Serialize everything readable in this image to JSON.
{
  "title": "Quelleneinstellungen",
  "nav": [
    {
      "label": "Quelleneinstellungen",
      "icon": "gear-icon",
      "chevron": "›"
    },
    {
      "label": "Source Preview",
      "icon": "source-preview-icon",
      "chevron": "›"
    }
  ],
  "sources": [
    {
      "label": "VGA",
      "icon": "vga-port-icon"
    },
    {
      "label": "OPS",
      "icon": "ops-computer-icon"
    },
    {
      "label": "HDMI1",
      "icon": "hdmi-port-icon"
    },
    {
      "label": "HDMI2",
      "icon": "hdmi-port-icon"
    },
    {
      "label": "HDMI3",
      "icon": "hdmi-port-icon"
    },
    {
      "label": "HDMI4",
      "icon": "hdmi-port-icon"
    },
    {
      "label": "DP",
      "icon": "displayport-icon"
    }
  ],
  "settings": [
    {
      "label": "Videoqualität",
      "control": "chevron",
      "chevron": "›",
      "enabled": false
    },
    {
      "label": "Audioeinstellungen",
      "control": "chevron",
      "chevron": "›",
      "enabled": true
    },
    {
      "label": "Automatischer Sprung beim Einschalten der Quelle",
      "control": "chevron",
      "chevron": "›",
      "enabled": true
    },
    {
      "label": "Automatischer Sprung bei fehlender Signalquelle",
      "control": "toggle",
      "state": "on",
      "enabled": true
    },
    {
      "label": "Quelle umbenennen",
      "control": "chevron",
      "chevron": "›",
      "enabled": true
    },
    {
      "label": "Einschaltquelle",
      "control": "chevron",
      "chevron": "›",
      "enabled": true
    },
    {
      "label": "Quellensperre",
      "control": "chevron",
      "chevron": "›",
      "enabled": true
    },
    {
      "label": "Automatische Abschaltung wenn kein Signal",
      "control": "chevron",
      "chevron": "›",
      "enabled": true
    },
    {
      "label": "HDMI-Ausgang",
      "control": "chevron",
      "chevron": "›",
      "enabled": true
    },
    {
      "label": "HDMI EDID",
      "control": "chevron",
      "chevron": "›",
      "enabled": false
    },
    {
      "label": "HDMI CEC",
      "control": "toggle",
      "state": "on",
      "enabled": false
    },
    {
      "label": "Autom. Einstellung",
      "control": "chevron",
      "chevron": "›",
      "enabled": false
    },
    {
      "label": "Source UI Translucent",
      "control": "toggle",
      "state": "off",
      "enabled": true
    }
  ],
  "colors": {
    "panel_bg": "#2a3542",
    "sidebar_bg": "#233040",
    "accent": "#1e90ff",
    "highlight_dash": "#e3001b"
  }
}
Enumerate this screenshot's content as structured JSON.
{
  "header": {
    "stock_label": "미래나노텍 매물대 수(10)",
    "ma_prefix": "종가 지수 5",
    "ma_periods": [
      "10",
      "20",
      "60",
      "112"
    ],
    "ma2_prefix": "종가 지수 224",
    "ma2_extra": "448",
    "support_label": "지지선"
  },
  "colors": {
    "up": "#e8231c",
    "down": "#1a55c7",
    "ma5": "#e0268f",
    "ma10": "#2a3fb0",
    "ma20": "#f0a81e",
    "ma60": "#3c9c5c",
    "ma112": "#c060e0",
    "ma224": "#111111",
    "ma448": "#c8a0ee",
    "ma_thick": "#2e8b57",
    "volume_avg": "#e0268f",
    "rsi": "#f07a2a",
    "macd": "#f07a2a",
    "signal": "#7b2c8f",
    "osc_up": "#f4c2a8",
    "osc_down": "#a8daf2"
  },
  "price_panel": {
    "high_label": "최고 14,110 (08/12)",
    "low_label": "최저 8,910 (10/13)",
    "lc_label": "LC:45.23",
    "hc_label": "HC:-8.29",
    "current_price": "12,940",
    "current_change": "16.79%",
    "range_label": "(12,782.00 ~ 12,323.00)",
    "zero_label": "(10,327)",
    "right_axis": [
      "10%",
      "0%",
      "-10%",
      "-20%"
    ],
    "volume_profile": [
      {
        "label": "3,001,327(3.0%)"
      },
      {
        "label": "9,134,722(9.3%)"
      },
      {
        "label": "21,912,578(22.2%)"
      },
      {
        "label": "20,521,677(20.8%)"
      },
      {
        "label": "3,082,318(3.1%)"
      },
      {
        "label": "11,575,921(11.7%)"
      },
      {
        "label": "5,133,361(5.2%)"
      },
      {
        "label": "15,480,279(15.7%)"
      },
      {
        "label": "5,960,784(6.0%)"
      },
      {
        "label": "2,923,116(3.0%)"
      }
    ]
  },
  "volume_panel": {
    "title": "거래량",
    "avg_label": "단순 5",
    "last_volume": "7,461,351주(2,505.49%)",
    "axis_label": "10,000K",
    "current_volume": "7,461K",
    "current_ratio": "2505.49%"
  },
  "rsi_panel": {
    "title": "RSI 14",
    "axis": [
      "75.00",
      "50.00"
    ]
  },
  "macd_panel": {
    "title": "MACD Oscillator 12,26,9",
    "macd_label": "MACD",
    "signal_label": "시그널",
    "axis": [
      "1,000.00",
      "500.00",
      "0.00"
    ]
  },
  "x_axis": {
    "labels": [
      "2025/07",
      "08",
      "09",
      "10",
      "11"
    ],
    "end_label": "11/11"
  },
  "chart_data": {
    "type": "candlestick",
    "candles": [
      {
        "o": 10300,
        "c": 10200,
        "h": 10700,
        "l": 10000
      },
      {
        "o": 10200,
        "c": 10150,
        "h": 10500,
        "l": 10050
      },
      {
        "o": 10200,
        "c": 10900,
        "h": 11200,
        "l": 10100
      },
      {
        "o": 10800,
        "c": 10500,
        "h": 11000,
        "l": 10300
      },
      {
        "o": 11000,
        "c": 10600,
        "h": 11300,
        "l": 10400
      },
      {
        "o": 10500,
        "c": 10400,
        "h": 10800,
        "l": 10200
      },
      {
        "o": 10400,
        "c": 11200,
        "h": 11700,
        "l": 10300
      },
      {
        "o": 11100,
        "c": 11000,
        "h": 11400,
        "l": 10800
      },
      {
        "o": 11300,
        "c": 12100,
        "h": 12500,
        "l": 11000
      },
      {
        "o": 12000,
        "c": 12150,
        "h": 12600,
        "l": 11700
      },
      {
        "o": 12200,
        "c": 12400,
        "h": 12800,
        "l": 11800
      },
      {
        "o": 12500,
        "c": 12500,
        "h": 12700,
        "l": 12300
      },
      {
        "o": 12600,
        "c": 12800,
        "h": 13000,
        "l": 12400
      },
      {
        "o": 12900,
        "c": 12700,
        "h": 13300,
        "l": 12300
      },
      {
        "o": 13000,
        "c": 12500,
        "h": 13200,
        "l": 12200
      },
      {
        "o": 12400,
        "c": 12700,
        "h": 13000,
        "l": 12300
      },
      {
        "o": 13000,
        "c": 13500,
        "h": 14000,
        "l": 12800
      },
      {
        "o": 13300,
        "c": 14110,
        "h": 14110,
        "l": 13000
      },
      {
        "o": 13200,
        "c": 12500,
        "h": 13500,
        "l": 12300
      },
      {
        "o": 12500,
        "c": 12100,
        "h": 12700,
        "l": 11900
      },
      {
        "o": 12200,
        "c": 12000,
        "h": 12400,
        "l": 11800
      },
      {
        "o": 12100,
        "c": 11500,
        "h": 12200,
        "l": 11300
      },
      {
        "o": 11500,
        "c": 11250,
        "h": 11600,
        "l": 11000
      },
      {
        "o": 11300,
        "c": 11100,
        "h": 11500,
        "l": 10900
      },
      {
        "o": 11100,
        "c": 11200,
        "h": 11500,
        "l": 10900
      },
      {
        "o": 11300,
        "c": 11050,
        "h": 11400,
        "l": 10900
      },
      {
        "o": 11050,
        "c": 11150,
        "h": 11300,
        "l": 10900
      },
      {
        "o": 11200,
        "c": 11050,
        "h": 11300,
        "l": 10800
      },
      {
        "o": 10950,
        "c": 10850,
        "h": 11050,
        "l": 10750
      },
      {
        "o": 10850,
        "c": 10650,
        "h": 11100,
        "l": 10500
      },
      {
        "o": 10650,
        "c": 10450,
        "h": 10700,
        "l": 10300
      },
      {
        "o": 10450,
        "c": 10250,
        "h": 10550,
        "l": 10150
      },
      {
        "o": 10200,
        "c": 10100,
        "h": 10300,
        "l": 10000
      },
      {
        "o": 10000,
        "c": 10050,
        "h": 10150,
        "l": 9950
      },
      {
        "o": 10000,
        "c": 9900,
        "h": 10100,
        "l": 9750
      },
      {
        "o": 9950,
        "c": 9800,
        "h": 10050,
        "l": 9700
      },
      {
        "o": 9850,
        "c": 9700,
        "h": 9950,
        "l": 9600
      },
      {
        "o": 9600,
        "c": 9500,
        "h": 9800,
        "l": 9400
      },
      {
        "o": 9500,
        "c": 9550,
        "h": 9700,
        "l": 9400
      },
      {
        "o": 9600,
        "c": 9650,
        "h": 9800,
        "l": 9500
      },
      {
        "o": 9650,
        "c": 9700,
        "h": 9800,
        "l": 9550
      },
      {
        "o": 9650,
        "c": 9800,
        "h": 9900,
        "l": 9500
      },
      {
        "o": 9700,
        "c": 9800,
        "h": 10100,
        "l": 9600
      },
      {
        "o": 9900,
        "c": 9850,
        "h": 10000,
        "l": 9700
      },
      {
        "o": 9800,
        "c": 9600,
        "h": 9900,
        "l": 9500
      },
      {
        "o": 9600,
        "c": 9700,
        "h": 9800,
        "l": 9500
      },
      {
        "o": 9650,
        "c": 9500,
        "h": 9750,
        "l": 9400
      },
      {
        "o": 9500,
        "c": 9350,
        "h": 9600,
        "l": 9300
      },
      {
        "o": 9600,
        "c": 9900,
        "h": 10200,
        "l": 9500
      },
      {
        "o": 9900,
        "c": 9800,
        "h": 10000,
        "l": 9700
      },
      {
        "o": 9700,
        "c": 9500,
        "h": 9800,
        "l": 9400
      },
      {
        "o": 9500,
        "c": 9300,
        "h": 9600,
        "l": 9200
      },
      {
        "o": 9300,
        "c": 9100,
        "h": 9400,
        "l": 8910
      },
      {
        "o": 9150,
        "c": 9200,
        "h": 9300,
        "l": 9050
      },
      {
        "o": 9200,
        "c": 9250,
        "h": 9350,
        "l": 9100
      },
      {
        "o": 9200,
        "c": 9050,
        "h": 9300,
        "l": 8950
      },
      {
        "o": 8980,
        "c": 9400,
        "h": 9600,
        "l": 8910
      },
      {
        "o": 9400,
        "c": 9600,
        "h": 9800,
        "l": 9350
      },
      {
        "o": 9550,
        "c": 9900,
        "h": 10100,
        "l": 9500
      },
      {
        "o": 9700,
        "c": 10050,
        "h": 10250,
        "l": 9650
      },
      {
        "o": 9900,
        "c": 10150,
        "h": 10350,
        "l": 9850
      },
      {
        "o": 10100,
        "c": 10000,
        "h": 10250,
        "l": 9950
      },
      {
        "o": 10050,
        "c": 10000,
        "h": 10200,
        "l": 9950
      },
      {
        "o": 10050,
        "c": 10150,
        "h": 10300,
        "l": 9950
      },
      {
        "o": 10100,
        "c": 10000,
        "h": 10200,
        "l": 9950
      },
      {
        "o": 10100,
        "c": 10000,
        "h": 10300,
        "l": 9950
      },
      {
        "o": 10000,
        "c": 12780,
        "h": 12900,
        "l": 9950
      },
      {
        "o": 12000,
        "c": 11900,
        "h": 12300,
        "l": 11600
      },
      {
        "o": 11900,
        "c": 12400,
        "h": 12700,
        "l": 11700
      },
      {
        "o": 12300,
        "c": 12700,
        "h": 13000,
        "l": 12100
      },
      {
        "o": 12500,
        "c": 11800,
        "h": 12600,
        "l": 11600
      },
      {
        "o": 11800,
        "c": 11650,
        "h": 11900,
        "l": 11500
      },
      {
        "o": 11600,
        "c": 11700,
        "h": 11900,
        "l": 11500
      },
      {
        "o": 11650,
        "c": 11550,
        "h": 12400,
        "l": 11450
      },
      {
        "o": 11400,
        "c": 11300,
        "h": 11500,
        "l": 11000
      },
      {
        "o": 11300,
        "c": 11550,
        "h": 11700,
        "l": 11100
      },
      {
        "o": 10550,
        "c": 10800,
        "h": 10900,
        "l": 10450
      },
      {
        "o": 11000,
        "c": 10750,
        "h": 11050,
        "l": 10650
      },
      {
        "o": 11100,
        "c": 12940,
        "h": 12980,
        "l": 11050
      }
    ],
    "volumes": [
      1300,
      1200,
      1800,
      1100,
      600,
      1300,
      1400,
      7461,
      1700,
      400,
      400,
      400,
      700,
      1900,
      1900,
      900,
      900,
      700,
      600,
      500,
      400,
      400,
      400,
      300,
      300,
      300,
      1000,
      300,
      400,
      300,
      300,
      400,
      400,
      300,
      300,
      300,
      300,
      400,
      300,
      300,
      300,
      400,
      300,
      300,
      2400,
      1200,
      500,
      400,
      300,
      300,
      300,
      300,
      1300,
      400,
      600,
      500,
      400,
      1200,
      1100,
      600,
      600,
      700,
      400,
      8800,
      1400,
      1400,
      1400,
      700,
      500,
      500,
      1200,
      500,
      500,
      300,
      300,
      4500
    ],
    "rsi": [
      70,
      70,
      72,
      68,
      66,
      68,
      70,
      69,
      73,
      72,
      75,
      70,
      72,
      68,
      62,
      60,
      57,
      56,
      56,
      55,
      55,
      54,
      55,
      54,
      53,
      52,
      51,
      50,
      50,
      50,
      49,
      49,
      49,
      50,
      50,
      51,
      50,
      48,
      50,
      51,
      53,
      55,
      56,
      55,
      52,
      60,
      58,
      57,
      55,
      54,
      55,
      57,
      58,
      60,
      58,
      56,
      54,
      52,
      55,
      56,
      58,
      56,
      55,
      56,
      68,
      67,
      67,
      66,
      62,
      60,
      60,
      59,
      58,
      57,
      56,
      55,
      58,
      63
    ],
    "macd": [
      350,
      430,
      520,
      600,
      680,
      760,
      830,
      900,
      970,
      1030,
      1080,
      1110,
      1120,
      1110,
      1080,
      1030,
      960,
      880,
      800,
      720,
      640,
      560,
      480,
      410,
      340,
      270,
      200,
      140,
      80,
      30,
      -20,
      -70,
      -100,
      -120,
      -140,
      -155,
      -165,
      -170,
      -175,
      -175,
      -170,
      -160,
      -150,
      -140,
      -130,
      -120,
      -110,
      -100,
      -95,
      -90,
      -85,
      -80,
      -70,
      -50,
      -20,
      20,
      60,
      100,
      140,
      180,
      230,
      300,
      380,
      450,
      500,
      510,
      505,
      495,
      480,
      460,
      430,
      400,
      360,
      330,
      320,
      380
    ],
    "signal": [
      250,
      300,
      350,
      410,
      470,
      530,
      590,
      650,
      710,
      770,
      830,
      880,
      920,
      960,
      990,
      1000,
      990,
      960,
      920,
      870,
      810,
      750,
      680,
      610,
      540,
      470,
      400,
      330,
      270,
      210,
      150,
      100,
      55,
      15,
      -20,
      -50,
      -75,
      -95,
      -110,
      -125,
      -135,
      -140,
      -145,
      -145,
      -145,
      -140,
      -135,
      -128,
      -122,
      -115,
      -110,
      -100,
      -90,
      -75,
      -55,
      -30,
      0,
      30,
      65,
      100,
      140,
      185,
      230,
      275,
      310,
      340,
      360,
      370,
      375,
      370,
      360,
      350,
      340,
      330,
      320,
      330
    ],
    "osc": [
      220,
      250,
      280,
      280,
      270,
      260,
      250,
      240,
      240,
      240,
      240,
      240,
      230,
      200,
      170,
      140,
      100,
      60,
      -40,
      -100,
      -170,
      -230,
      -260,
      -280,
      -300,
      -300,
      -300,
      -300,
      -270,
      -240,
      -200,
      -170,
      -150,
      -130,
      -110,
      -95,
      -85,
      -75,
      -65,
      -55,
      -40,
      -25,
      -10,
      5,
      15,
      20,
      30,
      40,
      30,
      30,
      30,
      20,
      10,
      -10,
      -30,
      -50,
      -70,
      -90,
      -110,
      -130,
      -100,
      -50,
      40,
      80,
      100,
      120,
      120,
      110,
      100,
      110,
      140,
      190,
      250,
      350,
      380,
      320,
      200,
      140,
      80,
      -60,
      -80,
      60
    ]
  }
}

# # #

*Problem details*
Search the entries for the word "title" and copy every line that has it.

*Solution*
  "title": "Quelleneinstellungen",
    "title": "거래량",
    "title": "RSI 14",
    "title": "MACD Oscillator 12,26,9",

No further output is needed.